Rock Steady Boxing uses most of the same equipment that you would find at a normal boxing gym. Members wear boxing gloves, hit speed bags, use the same stances and techniques, and move in the same way boxers do. 

Sticking With The Rock Steady Program

Jennifer recalls the moment of relief she felt when the class was over. “I sighed with relief taking off those heavy glove-shaped bricks,” said Jennifer. “I was so sweaty and miserable.” At the end of the class, members stretch and cool down. The class ends when all the members put their hands in the middle and chant “WORK HARD, FIGHT BACK, ROCK STEADY!”

As everyone is packing up, the coach asks Jennifer and Rachel what they thought of the class. Jennifer is about ready to say she never wants to come back before Rachel answers that they had a great time and would be back again for sure. They then gave each other boxing nicknames. Rachel named Jennifer “Hood Rat,” and Jennifer named Rachel “Pterodactyl.”

Jennifer and Rachel’s commitment to each other is what has kept them being Rock Steady Boxers for over 4 1/2 years. Seeing such progress in Jennifer, Rachel and her do other physical activities together like yoga too.

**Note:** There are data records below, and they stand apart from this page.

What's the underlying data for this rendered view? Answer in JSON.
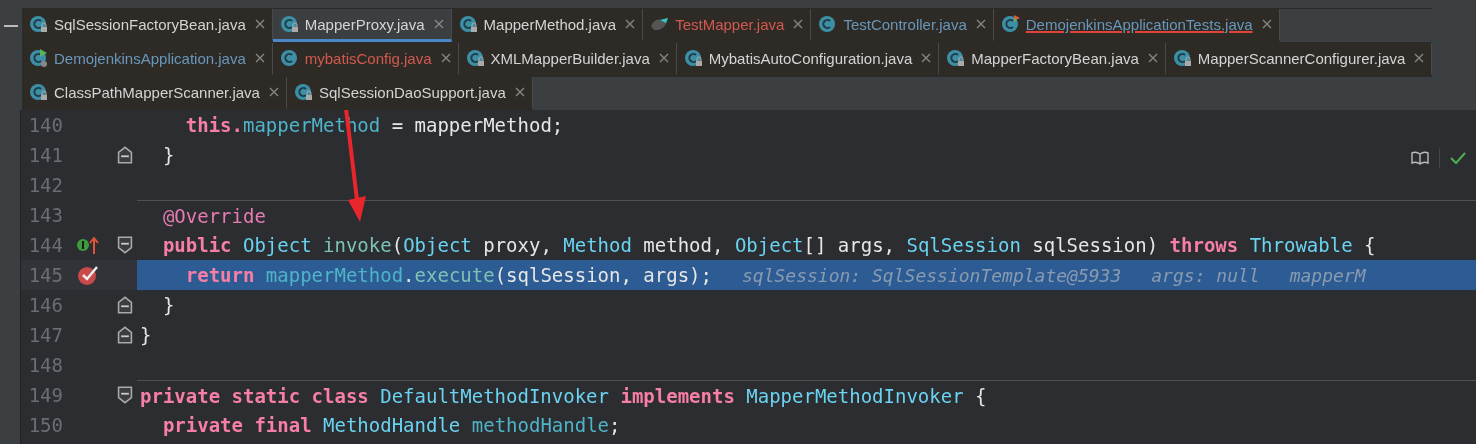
{
  "tab_rows": [
    [
      {
        "label": "SqlSessionFactoryBean.java",
        "kind": "class",
        "locked": true,
        "underlined": false,
        "color": "#d4d4d4",
        "selected": false
      },
      {
        "label": "MapperProxy.java",
        "kind": "class",
        "locked": true,
        "underlined": false,
        "color": "#d4d4d4",
        "selected": true
      },
      {
        "label": "MapperMethod.java",
        "kind": "class",
        "locked": true,
        "underlined": false,
        "color": "#d4d4d4",
        "selected": false
      },
      {
        "label": "TestMapper.java",
        "kind": "mapper",
        "locked": false,
        "underlined": false,
        "color": "#d2594f",
        "selected": false
      },
      {
        "label": "TestController.java",
        "kind": "class",
        "locked": false,
        "underlined": false,
        "color": "#6897bb",
        "selected": false
      },
      {
        "label": "DemojenkinsApplicationTests.java",
        "kind": "test",
        "locked": false,
        "underlined": true,
        "color": "#6897bb",
        "selected": false
      }
    ],
    [
      {
        "label": "DemojenkinsApplication.java",
        "kind": "app",
        "locked": false,
        "underlined": false,
        "color": "#6897bb",
        "selected": false
      },
      {
        "label": "mybatisConfig.java",
        "kind": "class",
        "locked": false,
        "underlined": false,
        "color": "#d2594f",
        "selected": false
      },
      {
        "label": "XMLMapperBuilder.java",
        "kind": "class",
        "locked": true,
        "underlined": false,
        "color": "#d4d4d4",
        "selected": false
      },
      {
        "label": "MybatisAutoConfiguration.java",
        "kind": "class",
        "locked": true,
        "underlined": false,
        "color": "#d4d4d4",
        "selected": false
      },
      {
        "label": "MapperFactoryBean.java",
        "kind": "class",
        "locked": true,
        "underlined": false,
        "color": "#d4d4d4",
        "selected": false
      },
      {
        "label": "MapperScannerConfigurer.java",
        "kind": "class",
        "locked": true,
        "underlined": false,
        "color": "#d4d4d4",
        "selected": false
      }
    ],
    [
      {
        "label": "ClassPathMapperScanner.java",
        "kind": "class",
        "locked": true,
        "underlined": false,
        "color": "#d4d4d4",
        "selected": false
      },
      {
        "label": "SqlSessionDaoSupport.java",
        "kind": "class",
        "locked": true,
        "underlined": false,
        "color": "#d4d4d4",
        "selected": false
      }
    ]
  ],
  "lines": [
    {
      "number": "140",
      "highlighted": false,
      "separator": false,
      "breakpoint": false,
      "implements_marker": false,
      "fold_open": false,
      "fold_close": false,
      "tokens": [
        {
          "kind": "kw",
          "text": "    this."
        },
        {
          "kind": "field",
          "text": "mapperMethod"
        },
        {
          "kind": "plain",
          "text": " = mapperMethod;"
        }
      ]
    },
    {
      "number": "141",
      "highlighted": false,
      "separator": false,
      "breakpoint": false,
      "implements_marker": false,
      "fold_open": false,
      "fold_close": true,
      "tokens": [
        {
          "kind": "plain",
          "text": "  }"
        }
      ]
    },
    {
      "number": "142",
      "highlighted": false,
      "separator": false,
      "breakpoint": false,
      "implements_marker": false,
      "fold_open": false,
      "fold_close": false
    },
    {
      "number": "143",
      "highlighted": false,
      "separator": true,
      "breakpoint": false,
      "implements_marker": false,
      "fold_open": false,
      "fold_close": false,
      "tokens": [
        {
          "kind": "annot",
          "text": "  @Override"
        }
      ]
    },
    {
      "number": "144",
      "highlighted": false,
      "separator": false,
      "breakpoint": false,
      "implements_marker": true,
      "fold_open": true,
      "fold_close": false,
      "tokens": [
        {
          "kind": "kw",
          "text": "  public"
        },
        {
          "kind": "type",
          "text": " Object"
        },
        {
          "kind": "fn",
          "text": " invoke"
        },
        {
          "kind": "plain",
          "text": "("
        },
        {
          "kind": "type",
          "text": "Object"
        },
        {
          "kind": "plain",
          "text": " proxy, "
        },
        {
          "kind": "type",
          "text": "Method"
        },
        {
          "kind": "plain",
          "text": " method, "
        },
        {
          "kind": "type",
          "text": "Object"
        },
        {
          "kind": "plain",
          "text": "[] args, "
        },
        {
          "kind": "type",
          "text": "SqlSession"
        },
        {
          "kind": "plain",
          "text": " sqlSession) "
        },
        {
          "kind": "kw",
          "text": "throws"
        },
        {
          "kind": "type",
          "text": " Throwable"
        },
        {
          "kind": "plain",
          "text": " {"
        }
      ]
    },
    {
      "number": "145",
      "highlighted": true,
      "separator": false,
      "breakpoint": true,
      "implements_marker": false,
      "fold_open": false,
      "fold_close": false,
      "tokens": [
        {
          "kind": "kw",
          "text": "    return"
        },
        {
          "kind": "field",
          "text": " mapperMethod"
        },
        {
          "kind": "plain",
          "text": "."
        },
        {
          "kind": "fn",
          "text": "execute"
        },
        {
          "kind": "plain",
          "text": "(sqlSession, args);"
        }
      ],
      "hints": [
        "sqlSession: SqlSessionTemplate@5933",
        "args: null",
        "mapperM"
      ]
    },
    {
      "number": "146",
      "highlighted": false,
      "separator": false,
      "breakpoint": false,
      "implements_marker": false,
      "fold_open": false,
      "fold_close": true,
      "tokens": [
        {
          "kind": "plain",
          "text": "  }"
        }
      ]
    },
    {
      "number": "147",
      "highlighted": false,
      "separator": false,
      "breakpoint": false,
      "implements_marker": false,
      "fold_open": false,
      "fold_close": true,
      "tokens": [
        {
          "kind": "plain",
          "text": "}"
        }
      ]
    },
    {
      "number": "148",
      "highlighted": false,
      "separator": false,
      "breakpoint": false,
      "implements_marker": false,
      "fold_open": false,
      "fold_close": false
    },
    {
      "number": "149",
      "highlighted": false,
      "separator": true,
      "breakpoint": false,
      "implements_marker": false,
      "fold_open": true,
      "fold_close": false,
      "tokens": [
        {
          "kind": "kw",
          "text": "private static class"
        },
        {
          "kind": "type",
          "text": " DefaultMethodInvoker"
        },
        {
          "kind": "kw",
          "text": " implements"
        },
        {
          "kind": "type",
          "text": " MapperMethodInvoker"
        },
        {
          "kind": "plain",
          "text": " {"
        }
      ]
    },
    {
      "number": "150",
      "highlighted": false,
      "separator": false,
      "breakpoint": false,
      "implements_marker": false,
      "fold_open": false,
      "fold_close": false,
      "tokens": [
        {
          "kind": "kw",
          "text": "  private final"
        },
        {
          "kind": "type",
          "text": " MethodHandle"
        },
        {
          "kind": "field",
          "text": " methodHandle"
        },
        {
          "kind": "plain",
          "text": ";"
        }
      ]
    }
  ]
}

Even though they have since moved away from the initial gym where they were introduced to Rock Steady Boxing, they’ve both stuck with the program by finding another gym in their local area. 

Building Up Your Support System

The initial diagnosis of Parkinson’s disease can be a scary one, but it’s not one that you have to do alone. Family members and friends will want to be there to support you as your disease progresses and including them in your therapies and treatment plan isn’t a sign of weakness, it’s the start of building a support system. 

Rock Steady Boxing is not just a physical therapy program, it’s also a support group where members and corner people can help support and motivate each other throughout their progression. Jennifer’s story is one of many people with Parkinson’s disease who found a way to fight back and take control by sticking with a program that makes living with Parkinson’s disease easier.  

If you’ve been newly diagnosed with Parkinson’s disease, or want to be supportive of a friend or family member who has, then find a Rock Steady Boxing program near you. Corner people are just as important to the program as the actual boxers and we encourage people to try the program for themselves with a friend.

Join Rock Steady Boxing Today

If you’re unsure if boxing is right for you, talk to your doctor about boxing as a treatment option before you being. Our affiliates go through rigorous training to learn all about how the disease progresses and the best exercises to combat specific Parkinson’s symptoms like balance problems and postural instability. Check out one of our programs for yourself to see if you think Rock Steady Boxing can help you.